WORK TO BE COMPLETED: The response should consist of the records that follow, printed exactly.

Component data from apps and pages
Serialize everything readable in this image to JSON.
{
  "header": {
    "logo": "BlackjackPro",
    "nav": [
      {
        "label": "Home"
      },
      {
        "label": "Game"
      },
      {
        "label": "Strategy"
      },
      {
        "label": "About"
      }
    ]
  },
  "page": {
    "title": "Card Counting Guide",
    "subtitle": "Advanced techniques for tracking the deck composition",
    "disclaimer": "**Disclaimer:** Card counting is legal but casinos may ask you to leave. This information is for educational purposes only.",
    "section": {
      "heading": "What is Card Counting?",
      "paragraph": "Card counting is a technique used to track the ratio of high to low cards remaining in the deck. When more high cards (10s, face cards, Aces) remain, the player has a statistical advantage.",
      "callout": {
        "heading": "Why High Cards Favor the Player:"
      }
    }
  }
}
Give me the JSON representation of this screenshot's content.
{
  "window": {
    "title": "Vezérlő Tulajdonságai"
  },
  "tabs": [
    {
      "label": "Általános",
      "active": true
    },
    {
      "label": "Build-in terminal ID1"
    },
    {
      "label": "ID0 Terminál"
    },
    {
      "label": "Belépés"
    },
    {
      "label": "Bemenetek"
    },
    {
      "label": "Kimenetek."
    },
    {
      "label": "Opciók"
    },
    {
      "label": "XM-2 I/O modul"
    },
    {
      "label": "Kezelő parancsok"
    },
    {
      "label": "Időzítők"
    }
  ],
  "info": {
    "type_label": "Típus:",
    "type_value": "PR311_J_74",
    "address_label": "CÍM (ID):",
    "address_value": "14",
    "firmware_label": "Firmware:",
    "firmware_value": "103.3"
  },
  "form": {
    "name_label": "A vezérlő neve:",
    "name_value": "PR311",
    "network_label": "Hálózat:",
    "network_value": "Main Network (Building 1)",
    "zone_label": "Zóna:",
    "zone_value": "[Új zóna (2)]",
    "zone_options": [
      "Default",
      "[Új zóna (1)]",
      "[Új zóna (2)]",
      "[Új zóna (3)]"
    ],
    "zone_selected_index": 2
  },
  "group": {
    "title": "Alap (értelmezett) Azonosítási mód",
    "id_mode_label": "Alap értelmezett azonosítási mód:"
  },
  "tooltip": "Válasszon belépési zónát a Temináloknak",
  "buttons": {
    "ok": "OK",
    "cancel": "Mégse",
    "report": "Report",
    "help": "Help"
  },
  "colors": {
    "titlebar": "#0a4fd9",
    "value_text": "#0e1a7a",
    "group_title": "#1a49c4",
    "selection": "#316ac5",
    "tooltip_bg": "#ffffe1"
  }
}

RESPONSE FOR THIS EXERCISE:
Serialize everything readable in this image to JSON.
{
  "header": {
    "logo": "BlackjackPro",
    "nav": [
      {
        "label": "Home"
      },
      {
        "label": "Game"
      },
      {
        "label": "Strategy"
      },
      {
        "label": "About"
      }
    ]
  },
  "page": {
    "title": "Card Counting Guide",
    "subtitle": "Advanced techniques for tracking the deck composition",
    "disclaimer": "**Disclaimer:** Card counting is legal but casinos may ask you to leave. This information is for educational purposes only.",
    "section": {
      "heading": "What is Card Counting?",
      "paragraph": "Card counting is a technique used to track the ratio of high to low cards remaining in the deck. When more high cards (10s, face cards, Aces) remain, the player has a statistical advantage.",
      "callout": {
        "heading": "Why High Cards Favor the Player:"
      }
    }
  }
}
Give me the JSON representation of this screenshot's content.
{
  "window": {
    "title": "Vezérlő Tulajdonságai"
  },
  "tabs": [
    {
      "label": "Általános",
      "active": true
    },
    {
      "label": "Build-in terminal ID1"
    },
    {
      "label": "ID0 Terminál"
    },
    {
      "label": "Belépés"
    },
    {
      "label": "Bemenetek"
    },
    {
      "label": "Kimenetek."
    },
    {
      "label": "Opciók"
    },
    {
      "label": "XM-2 I/O modul"
    },
    {
      "label": "Kezelő parancsok"
    },
    {
      "label": "Időzítők"
    }
  ],
  "info": {
    "type_label": "Típus:",
    "type_value": "PR311_J_74",
    "address_label": "CÍM (ID):",
    "address_value": "14",
    "firmware_label": "Firmware:",
    "firmware_value": "103.3"
  },
  "form": {
    "name_label": "A vezérlő neve:",
    "name_value": "PR311",
    "network_label": "Hálózat:",
    "network_value": "Main Network (Building 1)",
    "zone_label": "Zóna:",
    "zone_value": "[Új zóna (2)]",
    "zone_options": [
      "Default",
      "[Új zóna (1)]",
      "[Új zóna (2)]",
      "[Új zóna (3)]"
    ],
    "zone_selected_index": 2
  },
  "group": {
    "title": "Alap (értelmezett) Azonosítási mód",
    "id_mode_label": "Alap értelmezett azonosítási mód:"
  },
  "tooltip": "Válasszon belépési zónát a Temináloknak",
  "buttons": {
    "ok": "OK",
    "cancel": "Mégse",
    "report": "Report",
    "help": "Help"
  },
  "colors": {
    "titlebar": "#0a4fd9",
    "value_text": "#0e1a7a",
    "group_title": "#1a49c4",
    "selection": "#316ac5",
    "tooltip_bg": "#ffffe1"
  }
}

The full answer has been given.